It was supposed to go beautifully. Every detail had been considered. The reading was thought provoking, a perfectly aligned video clip was paused and ready, and well-crafted questions were asked. The only problem was that the students failed to realize how amazing the lesson was.
Regardless of discipline, every experienced teacher knows the sad blank feeling that accompanies the beautifully conceptualized lesson going down the toilet. After hours of planning, we are sometimes met with blank stares, furtive glances at cell phones, and (hopefully) stifled yawns. It’s much like the sinking feeling you might feel if you spent days preparing for a party and none of the guests came.
I’d like to report that I have had an epiphany and figured out a sure fire strategy that insured this would never happen again, but that would be complete nonsense. Part of what makes teaching so exciting is the ability to try new approaches. With the new comes risk.

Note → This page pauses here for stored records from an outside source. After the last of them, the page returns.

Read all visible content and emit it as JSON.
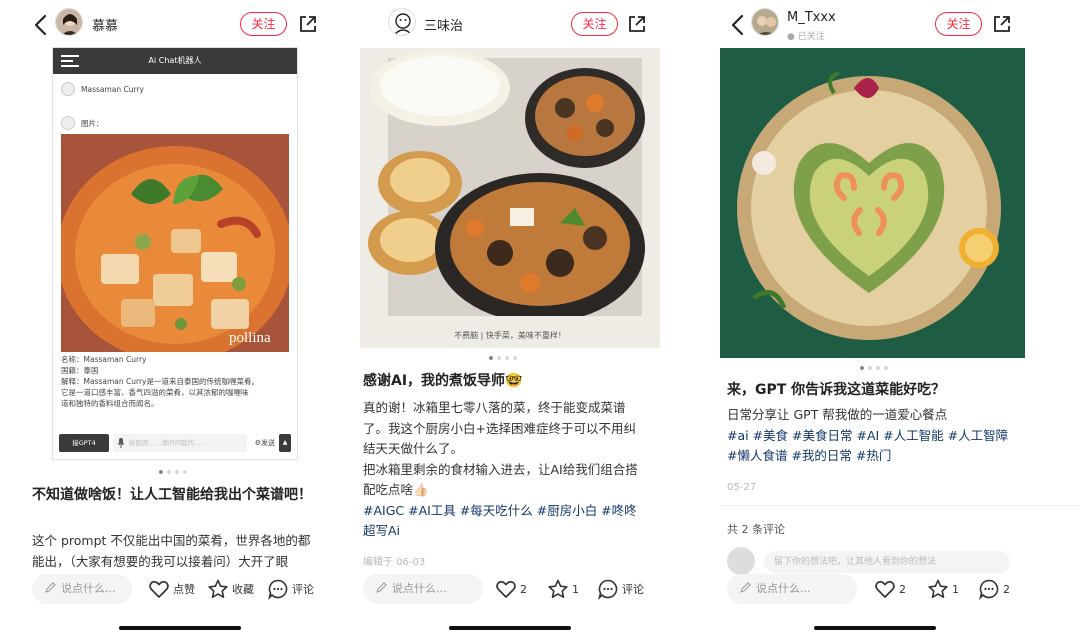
{
  "icons": {
    "back": "chevron-left-icon",
    "share": "share-external-icon",
    "like": "heart-icon",
    "collect": "star-icon",
    "comment": "comment-bubble-icon",
    "edit": "pencil-icon"
  },
  "colors": {
    "accent": "#ff2741",
    "tag": "#13386c",
    "follow_border": "#ff2741"
  },
  "common": {
    "follow_label": "关注",
    "comment_placeholder": "说点什么..."
  },
  "posts": [
    {
      "author": "慕慕",
      "chat": {
        "header_title": "Ai Chat机器人",
        "user_query": "Massaman Curry",
        "image_label": "图片：",
        "watermark": "pollina",
        "info_lines": [
          "名称：Massaman Curry",
          "国籍：泰国",
          "解释：Massaman Curry是一道来自泰国的传统咖喱菜肴。",
          "它是一道口感丰富、香气四溢的菜肴，以其浓郁的咖喱味",
          "道和独特的香料组合而闻名。"
        ],
        "model_button": "接GPT4",
        "input_placeholder": "给回答……请问问我的……",
        "send_label": "发送"
      },
      "title": "不知道做啥饭！让人工智能给我出个菜谱吧！",
      "body": "这个 prompt 不仅能出中国的菜肴，世界各地的都能出，（大家有想要的我可以接着问）大开了眼",
      "actions": {
        "like": "点赞",
        "collect": "收藏",
        "comment": "评论"
      }
    },
    {
      "author": "三味治",
      "image_caption": "不费脑 | 快手菜，美味不重样！",
      "title": "感谢AI，我的煮饭导师🤓",
      "body_lines": [
        "真的谢！冰箱里七零八落的菜，终于能变成菜谱了。我这个厨房小白+选择困难症终于可以不用纠结天天做什么了。",
        "把冰箱里剩余的食材输入进去，让AI给我们组合搭配吃点啥👍🏻"
      ],
      "tags": "#AIGC  #AI工具  #每天吃什么  #厨房小白  #咚咚超写Ai",
      "date": "编辑于 06-03",
      "actions": {
        "like": "2",
        "collect": "1",
        "comment": "评论"
      }
    },
    {
      "author": "M_Txxx",
      "author_sub": "● 已关注",
      "title": "来，GPT 你告诉我这道菜能好吃？",
      "body": "日常分享让 GPT 帮我做的一道爱心餐点",
      "tags": "#ai  #美食  #美食日常  #AI  #人工智能  #人工智障  #懒人食谱  #我的日常  #热门",
      "date": "05-27",
      "comments_count": "共 2 条评论",
      "comment_input": "留下你的想法吧，让其他人看到你的想法",
      "actions": {
        "like": "2",
        "collect": "1",
        "comment": "2"
      }
    }
  ]
}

What I have learned is that adaptability and focus on student need is the primary method of righting the ship. It’s only when we cling to our version of how things should have gone that we condemn the lesson to failure. I now know the warning signs of a lesson barreling off course, so I fight my first instinct, which is to stick to the plan and pray for the end of the period. Rather, I now collect myself, quietly and quickly mourn the lesson that was not to be, and redirect my attention back to the reality of the situation. It sounds so simple and obvious, but it has taken me a shamefully long time to recognize that I can only chart the course when am sensitive to the climate of the room.